The climate has warmed by 1.2 of a degree (Global Greenhouse Warming, 2012). This has resulted in melting and shrinkage of the polar icecap in Antarctica, and rising of the world’s sea level. In 2012, the sea level has risen by 1cm. Predictions by 2100 are for sea level to rise by 20cm. Here in South Australia, in particular in Adelaide, there is a large amount of building on the sea front. Currently there is a project being conducted by the South Australian Governments planning division looking at how 3 council’s districts in the Adelaide metropolitan area in particular will be affected by the rising sea levels. Port Adelaide / Enfield, Charles Sturt and Onkaparinga councils are part of this planning and decisions are currently being made as to how this rise will be managed as a number of structures and the sea front will be effected (South Australian Government, 2012). As the climate gets hotter research suggests that humans are the largest contributors because of the release of greenhouse gases, and unburnt hydrocarbons caused by incomplete combustion. Governmental agencies have woken up to this and introduced a tax for industries to help and improve the amount of carbon released into the atmosphere and reduce the carbon foot print (Washington State Department for Ecology, 2012).
The El Nino affect, is part of the southern oscillation. The southern oscillation is the reversing air pressure, created between the eastern and western tropical pacific. The air pressure and ocean warming are simultaneous, scientist have called this the El Nimo effect (Netting, R. 2003).

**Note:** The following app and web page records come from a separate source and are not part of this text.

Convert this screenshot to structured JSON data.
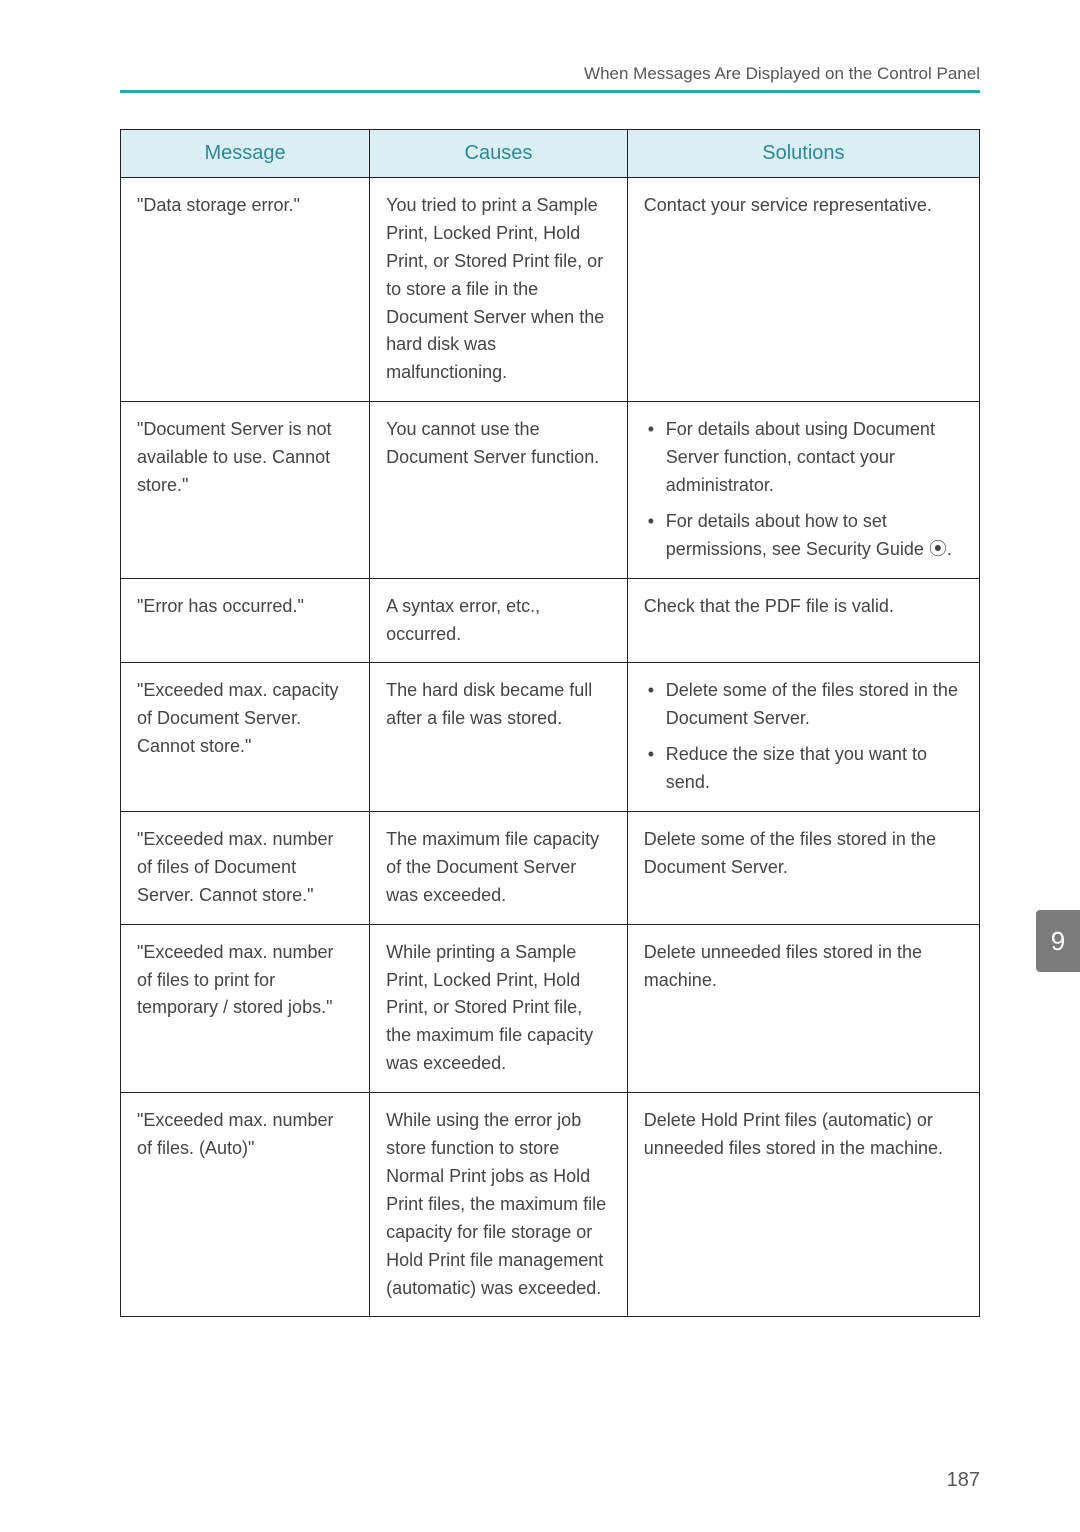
{
  "header": {
    "running_title": "When Messages Are Displayed on the Control Panel"
  },
  "table": {
    "headers": {
      "message": "Message",
      "causes": "Causes",
      "solutions": "Solutions"
    },
    "rows": [
      {
        "message": "\"Data storage error.\"",
        "causes": "You tried to print a Sample Print, Locked Print, Hold Print, or Stored Print file, or to store a file in the Document Server when the hard disk was malfunctioning.",
        "solutions_text": "Contact your service representative."
      },
      {
        "message": "\"Document Server is not available to use. Cannot store.\"",
        "causes": "You cannot use the Document Server function.",
        "solutions_list": [
          "For details about using Document Server function, contact your administrator.",
          "For details about how to set permissions, see Security Guide ⦿."
        ]
      },
      {
        "message": "\"Error has occurred.\"",
        "causes": "A syntax error, etc., occurred.",
        "solutions_text": "Check that the PDF file is valid."
      },
      {
        "message": "\"Exceeded max. capacity of Document Server. Cannot store.\"",
        "causes": "The hard disk became full after a file was stored.",
        "solutions_list": [
          "Delete some of the files stored in the Document Server.",
          "Reduce the size that you want to send."
        ]
      },
      {
        "message": "\"Exceeded max. number of files of Document Server. Cannot store.\"",
        "causes": "The maximum file capacity of the Document Server was exceeded.",
        "solutions_text": "Delete some of the files stored in the Document Server."
      },
      {
        "message": "\"Exceeded max. number of files to print for temporary / stored jobs.\"",
        "causes": "While printing a Sample Print, Locked Print, Hold Print, or Stored Print file, the maximum file capacity was exceeded.",
        "solutions_text": "Delete unneeded files stored in the machine."
      },
      {
        "message": "\"Exceeded max. number of files. (Auto)\"",
        "causes": "While using the error job store function to store Normal Print jobs as Hold Print files, the maximum file capacity for file storage or Hold Print file management (automatic) was exceeded.",
        "solutions_text": "Delete Hold Print files (automatic) or unneeded files stored in the machine."
      }
    ]
  },
  "side_tab": "9",
  "page_number": "187"
}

The Great Barrier Reef is another Australian icon which is being affected by both